Multiple representations of the Fundamental Theorem of Calculus (FTC) are deemed essential to creating mathematical habits of mind, but not all classroom instruction includes them. This study articulates the relationship between college students’ experience with multiple representations of the FTC, gained through the enacted curriculum, and their use of multiple representations when problem solving or discussing the FTC. It suggests that students’ use of multiple representations directly relates to their curricular experience, which outweighs a student’s own inclination towards any particular representation. It further suggests that the relationship between classroom experience with a particular representation of the FTC, and its subsequent use in problem solving and discussion, is stronger for female students than for male students. Results in the literature indicate that female students tend to gravitate toward the representations they are exposed to through the enacted curriculum, while male students tend to be risk takers and may explore alternate representations. This study suggests that rich cognitive demand tasks that include multiple representations and are supported by an active learning environment help students develop a fuller understanding of the FTC. A mixed methods design is used, which includes lesson observations at three colleges, classroom assessments, and semi-structured think-aloud interviews with nine students – three from each college – as they problem-solve around the FTC. The study contributes to the existing literature on Calculus education by providing a more complete picture of the ways in which an enacted college curriculum that includes multiple representations of the FTC supports deeper learning and understanding of Calculus for all students, particularly female students.

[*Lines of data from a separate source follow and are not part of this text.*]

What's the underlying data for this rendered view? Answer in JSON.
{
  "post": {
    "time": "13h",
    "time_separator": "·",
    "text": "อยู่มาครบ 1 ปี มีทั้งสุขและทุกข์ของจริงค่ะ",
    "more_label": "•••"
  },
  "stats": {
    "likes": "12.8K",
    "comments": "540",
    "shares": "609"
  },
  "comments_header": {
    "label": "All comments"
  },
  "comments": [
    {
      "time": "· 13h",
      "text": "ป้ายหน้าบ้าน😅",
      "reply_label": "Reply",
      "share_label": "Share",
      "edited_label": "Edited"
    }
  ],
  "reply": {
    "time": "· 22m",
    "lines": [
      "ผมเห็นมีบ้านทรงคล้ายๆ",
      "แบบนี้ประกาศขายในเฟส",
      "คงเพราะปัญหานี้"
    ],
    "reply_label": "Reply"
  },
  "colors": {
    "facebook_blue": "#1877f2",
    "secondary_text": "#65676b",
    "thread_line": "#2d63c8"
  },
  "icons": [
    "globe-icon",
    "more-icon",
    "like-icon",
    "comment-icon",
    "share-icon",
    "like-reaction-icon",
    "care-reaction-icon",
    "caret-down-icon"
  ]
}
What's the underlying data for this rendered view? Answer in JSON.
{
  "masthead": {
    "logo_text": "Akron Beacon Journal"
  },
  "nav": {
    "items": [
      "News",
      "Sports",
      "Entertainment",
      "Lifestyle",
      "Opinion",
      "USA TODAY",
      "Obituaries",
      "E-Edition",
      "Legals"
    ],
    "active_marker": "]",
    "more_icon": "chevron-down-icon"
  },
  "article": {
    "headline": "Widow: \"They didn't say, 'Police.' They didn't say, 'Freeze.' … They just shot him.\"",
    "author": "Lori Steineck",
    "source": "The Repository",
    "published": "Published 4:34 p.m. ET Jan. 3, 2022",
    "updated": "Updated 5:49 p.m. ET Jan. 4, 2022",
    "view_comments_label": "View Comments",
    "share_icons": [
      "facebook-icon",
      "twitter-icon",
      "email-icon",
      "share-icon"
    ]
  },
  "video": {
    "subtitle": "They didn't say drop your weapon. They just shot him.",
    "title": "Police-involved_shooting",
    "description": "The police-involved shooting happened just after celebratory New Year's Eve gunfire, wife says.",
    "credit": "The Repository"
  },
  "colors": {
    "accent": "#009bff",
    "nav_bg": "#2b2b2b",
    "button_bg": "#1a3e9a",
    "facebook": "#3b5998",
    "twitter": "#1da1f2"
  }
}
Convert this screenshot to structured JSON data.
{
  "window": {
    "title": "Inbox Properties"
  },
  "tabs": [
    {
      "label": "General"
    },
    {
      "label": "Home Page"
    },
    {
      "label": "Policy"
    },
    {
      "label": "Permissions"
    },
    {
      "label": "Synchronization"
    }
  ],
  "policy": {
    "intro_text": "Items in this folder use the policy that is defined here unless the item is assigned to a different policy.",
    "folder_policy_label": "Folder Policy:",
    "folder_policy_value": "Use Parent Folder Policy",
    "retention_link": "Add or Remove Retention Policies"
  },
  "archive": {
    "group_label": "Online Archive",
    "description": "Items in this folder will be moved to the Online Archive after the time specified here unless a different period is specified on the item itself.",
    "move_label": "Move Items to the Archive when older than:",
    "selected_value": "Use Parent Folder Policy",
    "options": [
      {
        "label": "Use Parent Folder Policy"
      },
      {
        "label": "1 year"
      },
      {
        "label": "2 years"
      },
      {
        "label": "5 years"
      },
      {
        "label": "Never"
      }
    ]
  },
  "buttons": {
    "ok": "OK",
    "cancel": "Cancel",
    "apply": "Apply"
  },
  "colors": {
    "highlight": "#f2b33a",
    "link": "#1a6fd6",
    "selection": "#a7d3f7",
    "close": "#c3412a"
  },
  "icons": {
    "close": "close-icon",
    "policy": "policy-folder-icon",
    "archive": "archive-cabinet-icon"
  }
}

Vasu, Ileana, "MULTIPLE REPRESENTATIONS OF THE FUNDAMENTAL THEOREM OF CALCULUS AS ENACTED IN THE CURRICULUM, SENSE-MAKING AND GENDER" (2018). Doctoral Dissertations. 1181.